Film Chris Brown, the host of the History of Horror Podcast has been kind enough to write this guest post about my favourite film of 1934.
The Black Cat.
I don’t have a proper memory of the first time I watched The Black Cat. It’s likely to have been some point in my teenage years on a black and white, or possibly colour (depending on when it was), portable TV when I was rushing through as many horror films as I could, especially ones that were considered, to a point, controversial.
It was probably before I snuck a look at George A Romero’s Night Of The Living Dead, one night on Channel 4 and it changed how I saw the genre, less out and out atmosphere and more brutal confrontation.
It was certainly before I saw Night’s follow-up Dawn Of The Dead, which put me on course of a life writing and enjoying the genre generally, appreciating it’s vivid broad comic book palette and satirical undertones and, like a lot of horror fans, wishing that more horror films were just, generally, better.
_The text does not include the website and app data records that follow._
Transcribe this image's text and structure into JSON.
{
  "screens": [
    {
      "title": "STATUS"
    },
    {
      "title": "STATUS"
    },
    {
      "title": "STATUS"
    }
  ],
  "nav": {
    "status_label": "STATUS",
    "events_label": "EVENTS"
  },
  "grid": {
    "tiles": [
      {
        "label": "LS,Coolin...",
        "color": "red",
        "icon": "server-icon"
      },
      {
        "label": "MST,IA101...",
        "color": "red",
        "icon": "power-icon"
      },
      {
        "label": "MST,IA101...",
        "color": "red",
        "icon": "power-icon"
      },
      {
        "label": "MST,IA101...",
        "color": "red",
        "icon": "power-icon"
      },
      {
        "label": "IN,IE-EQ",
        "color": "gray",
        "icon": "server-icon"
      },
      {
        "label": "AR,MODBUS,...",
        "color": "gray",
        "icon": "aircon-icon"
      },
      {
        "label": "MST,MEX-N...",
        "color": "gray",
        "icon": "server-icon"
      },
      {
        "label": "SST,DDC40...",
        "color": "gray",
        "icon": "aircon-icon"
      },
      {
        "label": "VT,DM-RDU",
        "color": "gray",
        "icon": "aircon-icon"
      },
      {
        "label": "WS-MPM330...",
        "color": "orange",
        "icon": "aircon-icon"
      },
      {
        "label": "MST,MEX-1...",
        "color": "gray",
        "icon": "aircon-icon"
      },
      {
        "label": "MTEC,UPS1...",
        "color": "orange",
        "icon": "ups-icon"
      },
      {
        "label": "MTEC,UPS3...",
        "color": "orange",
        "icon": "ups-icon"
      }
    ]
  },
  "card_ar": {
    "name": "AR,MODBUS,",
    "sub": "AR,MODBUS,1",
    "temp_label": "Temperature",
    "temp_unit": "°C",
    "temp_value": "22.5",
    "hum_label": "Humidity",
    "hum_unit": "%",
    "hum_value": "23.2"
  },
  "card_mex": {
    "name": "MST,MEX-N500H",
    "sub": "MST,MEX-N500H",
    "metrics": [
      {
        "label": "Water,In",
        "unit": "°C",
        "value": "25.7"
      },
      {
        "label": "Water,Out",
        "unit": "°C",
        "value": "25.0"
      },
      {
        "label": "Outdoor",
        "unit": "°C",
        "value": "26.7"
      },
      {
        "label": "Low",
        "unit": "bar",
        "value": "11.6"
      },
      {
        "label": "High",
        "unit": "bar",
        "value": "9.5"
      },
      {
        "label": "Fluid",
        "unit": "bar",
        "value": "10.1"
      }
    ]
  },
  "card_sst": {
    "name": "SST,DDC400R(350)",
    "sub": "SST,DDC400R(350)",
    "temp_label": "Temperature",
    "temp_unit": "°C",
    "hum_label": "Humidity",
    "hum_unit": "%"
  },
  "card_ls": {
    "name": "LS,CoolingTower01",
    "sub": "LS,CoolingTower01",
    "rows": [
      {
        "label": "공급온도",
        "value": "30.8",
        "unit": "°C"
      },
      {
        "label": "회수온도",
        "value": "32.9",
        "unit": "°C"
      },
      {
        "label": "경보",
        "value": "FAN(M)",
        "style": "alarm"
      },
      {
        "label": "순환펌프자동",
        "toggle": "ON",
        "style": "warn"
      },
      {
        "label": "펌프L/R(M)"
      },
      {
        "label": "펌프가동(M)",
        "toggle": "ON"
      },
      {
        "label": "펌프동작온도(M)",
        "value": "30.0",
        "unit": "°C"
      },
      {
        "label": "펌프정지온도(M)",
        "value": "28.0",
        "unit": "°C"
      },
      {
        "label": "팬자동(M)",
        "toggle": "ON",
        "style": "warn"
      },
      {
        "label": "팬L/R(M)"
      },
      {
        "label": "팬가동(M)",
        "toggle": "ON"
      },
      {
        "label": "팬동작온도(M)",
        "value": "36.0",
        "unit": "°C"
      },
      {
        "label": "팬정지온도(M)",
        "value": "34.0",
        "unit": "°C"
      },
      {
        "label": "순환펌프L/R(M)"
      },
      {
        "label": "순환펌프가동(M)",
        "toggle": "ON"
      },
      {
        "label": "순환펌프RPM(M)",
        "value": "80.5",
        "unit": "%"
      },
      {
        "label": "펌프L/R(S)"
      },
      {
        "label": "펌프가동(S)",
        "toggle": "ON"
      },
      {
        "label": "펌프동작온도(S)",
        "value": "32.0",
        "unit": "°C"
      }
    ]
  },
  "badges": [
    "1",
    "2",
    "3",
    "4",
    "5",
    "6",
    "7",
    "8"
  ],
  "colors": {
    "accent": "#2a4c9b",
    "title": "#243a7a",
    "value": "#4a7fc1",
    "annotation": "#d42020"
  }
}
Rewatching 1934’s The Black Cat recently it shuffled a little memory out of my mind though, a general feeling of unease. Sitting in my West Derby home and feeling that there was something off about the film. It was, perhaps unsurprisingly, the scene that stuck with me was near the end when somebody grabs a knife and begins to skin a character alive. These days, it’s all down to a game of chess.
The film sits at a strange time, being more deeply horrible than the majority of Universal’s horror output at the time. The special effects heavy The Invisible Man from the year before was more an adventure film and a year after James Whale directed the iconic Bride Of Frankenstein, with all its gay subtext, incredible set-design and barmy use of humour.
The Black Cat is less melodrama, more hysterical psychodrama, with Bela Lugosi and Boris Karloff, stalking each other around a modernist mansion desperately waiting to off each other. Their hate is total and filled with menace. It’s so much more aggressive and troubling in tone than other films from the time.
As a story it’s very simple, a castle where an evil satanist (played by Karloff) is visited by a witless couple and a man after revenge (Lugosi).
Despite some serious missteps (a yellow-face goon is used as muscle) it’s really a game of chess which is truly the most horrible element. Dr. Vitus Werdegast (Lugosi) insists on a game with Hjalmar Poelzig (Karloff) all for the body and soul of an innocent woman, Joan, who is captive in the building.
The idea in the film is to create tension but the incredible arrogance and audacity of the two men is staggering. They play a game over the life of another like it’s property. Joan, the woman is question, isn’t privy to the reasons behind the match and even interrupts them.
Both men, by the end, are distinctively portrayed as monsters, driven by their own selfish goals. Joan is just another female victim in all this, buffered by powers beyond her control and knowledge.
In Kier-La Janisse’s book House Of Psychotic Women, she explains that domestic abuse can be pulled through as a theme in horror generally. In Paranormal Activity (2007), for example, Katie is tormented, not just by the demon in a physical sense, but also by her boyfriend Micah. Micah is so keen to play his own game of “chess” with the monster, despite Katie’s repeated requests to stop, he angers the demon and makes things a lot worse. His abuse is to disregard his girlfriend in favour of his own selfish goals.
In The Black Cat women are trophies, literally kept in cabinets around the building (part of Karloff’s character’s religious cult. The film’s monsters are blind to their misogyny and the audience are dragged into wondering who we are really meant to root for, if anybody.
Its nihilism is its power and, even when order is returned, as it must with Universal monster movies, the audience is left wondering at what cost. More than 30 years before the bleakness of Night Of The Living Dead bluntly leaves its audience in the horror, The Black Cat played heavily with similar levels of darkness.